vation. So I said with caution, "We must take care that we have put ourselves into all the same circumstances, or are capable of doing it, in order to derive a full and well-grounded comfort from any scripture-story. There may be peculiarities in our own case, which give a different feature to it, and destroy the seeming similitude. Undoubtedly every malefactor should think of the malefactor on the cross; and every fraudulent or unjust man should think of Zacchæus; and others might think of David; but if the next thought were that, like Zacchæus, and the malefactor, and David, they would certainly be pardoned and saved, the recording of those stories in the Scriptures would be fatal to many a soul. The first feeling upon reading them will naturally be a feeling of comfort; we should naturally say to ourselves, the Scripture forbids all despair, even to the worst of sinners. But when we have expelled despair, then we must begin to reason calmly upon the subject, and consider what we have done, and what we have left undone, and what remains to do, to make our cases similar, not in the letter but in the spirit of the transaction, to those which received so signal a pardon. Otherwise our comfort may be but a delusive comfort after all, and our rising above despair may only alleviate the pang of death without leading to our salvation. If a person, on the strength of those

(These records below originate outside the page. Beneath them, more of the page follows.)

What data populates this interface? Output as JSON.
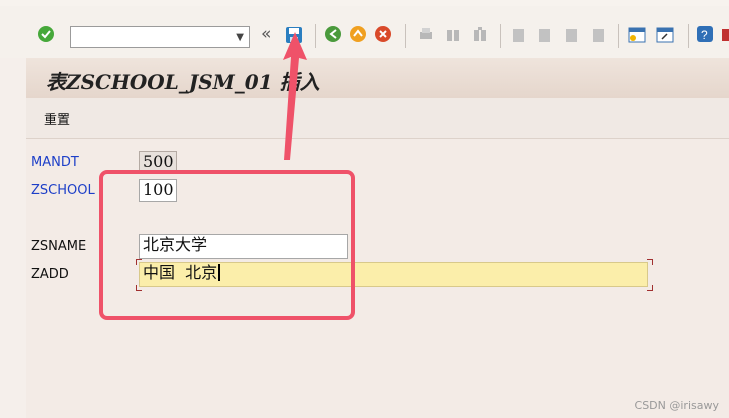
{
  "toolbar": {
    "command_field_value": "",
    "nav_label": "«",
    "icons": [
      "check-icon",
      "command-dropdown",
      "save-icon",
      "back-icon",
      "exit-icon",
      "cancel-icon",
      "print-icon",
      "find-icon",
      "find-next-icon",
      "first-page-icon",
      "prev-page-icon",
      "next-page-icon",
      "last-page-icon",
      "new-session-icon",
      "shortcut-icon",
      "help-icon",
      "layout-icon"
    ]
  },
  "header": {
    "title": "表ZSCHOOL_JSM_01 插入"
  },
  "appbar": {
    "reset_label": "重置"
  },
  "form": {
    "fields": [
      {
        "label": "MANDT",
        "value": "500"
      },
      {
        "label": "ZSCHOOL",
        "value": "100"
      },
      {
        "label": "ZSNAME",
        "value": "北京大学"
      },
      {
        "label": "ZADD",
        "value": "中国  北京"
      }
    ]
  },
  "colors": {
    "annotation": "#ef5269",
    "key_label": "#1d3fc8",
    "active_field": "#fbeeaa"
  },
  "watermark": "CSDN @irisawy"
}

stories, should have pursued the career of profligacy without any check, in the expectation that either on the bed of death or in consequence of some striking unforeseen incident, he might acquire at the last enough of repentance and faith to save him; unquestionably such a person could never properly compare himself with David, Zacchæus, or the malefactor. We have no reason at all to suppose, that they were ever in such a condition as to intend to sin as long as they might be able, or until something extraordinary diverted them from their course of sin; and still less that they had been encouraged to go on sinning by any known antecedent cases of sin pardoned on a death-bed, or under any peculiar circumstances. Here, therefore, the cases will not apply. The person reasoning in that manner puts himself for the time out of the pale of salvation; he endeavours to impose upon God, which assuredly will fail. Still I do not say, that even such a person may not ultimately be saved; but I do say, that his heart must be broken indeed; that rivers of tears must flow; that he must abhor himself in dust and ashes, for this sin more than for all the rest. I do say that tenfold sorrow and humiliation, and tenfold prayer, importunate prayer, knocking incessantly at the door of heaven, and pleading for entrance in Christ's name, will be absolutely necessary to procure him forgiveness for the wicked thought of his heart."